**SUPPLIED DATA:**
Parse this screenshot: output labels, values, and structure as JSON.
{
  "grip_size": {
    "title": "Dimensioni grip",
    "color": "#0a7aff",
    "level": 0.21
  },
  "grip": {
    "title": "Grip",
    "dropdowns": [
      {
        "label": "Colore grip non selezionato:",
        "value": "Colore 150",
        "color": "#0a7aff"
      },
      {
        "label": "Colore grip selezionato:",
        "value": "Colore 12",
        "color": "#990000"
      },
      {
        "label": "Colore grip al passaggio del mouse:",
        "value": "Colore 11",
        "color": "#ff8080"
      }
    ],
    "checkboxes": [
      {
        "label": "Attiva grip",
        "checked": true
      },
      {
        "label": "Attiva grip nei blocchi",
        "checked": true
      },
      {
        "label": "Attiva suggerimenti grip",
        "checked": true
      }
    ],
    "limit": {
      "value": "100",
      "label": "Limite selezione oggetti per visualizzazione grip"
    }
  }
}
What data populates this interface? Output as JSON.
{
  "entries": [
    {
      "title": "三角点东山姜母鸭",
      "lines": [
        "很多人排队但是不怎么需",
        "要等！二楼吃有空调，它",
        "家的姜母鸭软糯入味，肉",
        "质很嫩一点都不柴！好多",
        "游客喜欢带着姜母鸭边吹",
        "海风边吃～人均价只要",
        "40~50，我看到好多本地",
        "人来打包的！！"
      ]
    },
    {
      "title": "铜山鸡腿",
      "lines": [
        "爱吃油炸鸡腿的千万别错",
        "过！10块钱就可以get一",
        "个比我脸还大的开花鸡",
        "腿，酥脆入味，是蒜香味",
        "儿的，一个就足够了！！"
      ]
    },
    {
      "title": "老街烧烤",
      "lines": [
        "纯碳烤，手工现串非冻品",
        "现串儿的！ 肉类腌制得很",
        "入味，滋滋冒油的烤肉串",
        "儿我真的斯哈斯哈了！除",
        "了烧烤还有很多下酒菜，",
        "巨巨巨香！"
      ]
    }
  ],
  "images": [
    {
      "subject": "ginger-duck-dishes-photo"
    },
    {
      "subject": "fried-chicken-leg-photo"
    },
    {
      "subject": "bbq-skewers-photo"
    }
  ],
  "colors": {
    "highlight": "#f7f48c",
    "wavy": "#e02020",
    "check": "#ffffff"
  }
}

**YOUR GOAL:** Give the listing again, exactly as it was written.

**OUTPUT FOR THIS TASK:**
Parse this screenshot: output labels, values, and structure as JSON.
{
  "grip_size": {
    "title": "Dimensioni grip",
    "color": "#0a7aff",
    "level": 0.21
  },
  "grip": {
    "title": "Grip",
    "dropdowns": [
      {
        "label": "Colore grip non selezionato:",
        "value": "Colore 150",
        "color": "#0a7aff"
      },
      {
        "label": "Colore grip selezionato:",
        "value": "Colore 12",
        "color": "#990000"
      },
      {
        "label": "Colore grip al passaggio del mouse:",
        "value": "Colore 11",
        "color": "#ff8080"
      }
    ],
    "checkboxes": [
      {
        "label": "Attiva grip",
        "checked": true
      },
      {
        "label": "Attiva grip nei blocchi",
        "checked": true
      },
      {
        "label": "Attiva suggerimenti grip",
        "checked": true
      }
    ],
    "limit": {
      "value": "100",
      "label": "Limite selezione oggetti per visualizzazione grip"
    }
  }
}
What data populates this interface? Output as JSON.
{
  "entries": [
    {
      "title": "三角点东山姜母鸭",
      "lines": [
        "很多人排队但是不怎么需",
        "要等！二楼吃有空调，它",
        "家的姜母鸭软糯入味，肉",
        "质很嫩一点都不柴！好多",
        "游客喜欢带着姜母鸭边吹",
        "海风边吃～人均价只要",
        "40~50，我看到好多本地",
        "人来打包的！！"
      ]
    },
    {
      "title": "铜山鸡腿",
      "lines": [
        "爱吃油炸鸡腿的千万别错",
        "过！10块钱就可以get一",
        "个比我脸还大的开花鸡",
        "腿，酥脆入味，是蒜香味",
        "儿的，一个就足够了！！"
      ]
    },
    {
      "title": "老街烧烤",
      "lines": [
        "纯碳烤，手工现串非冻品",
        "现串儿的！ 肉类腌制得很",
        "入味，滋滋冒油的烤肉串",
        "儿我真的斯哈斯哈了！除",
        "了烧烤还有很多下酒菜，",
        "巨巨巨香！"
      ]
    }
  ],
  "images": [
    {
      "subject": "ginger-duck-dishes-photo"
    },
    {
      "subject": "fried-chicken-leg-photo"
    },
    {
      "subject": "bbq-skewers-photo"
    }
  ],
  "colors": {
    "highlight": "#f7f48c",
    "wavy": "#e02020",
    "check": "#ffffff"
  }
}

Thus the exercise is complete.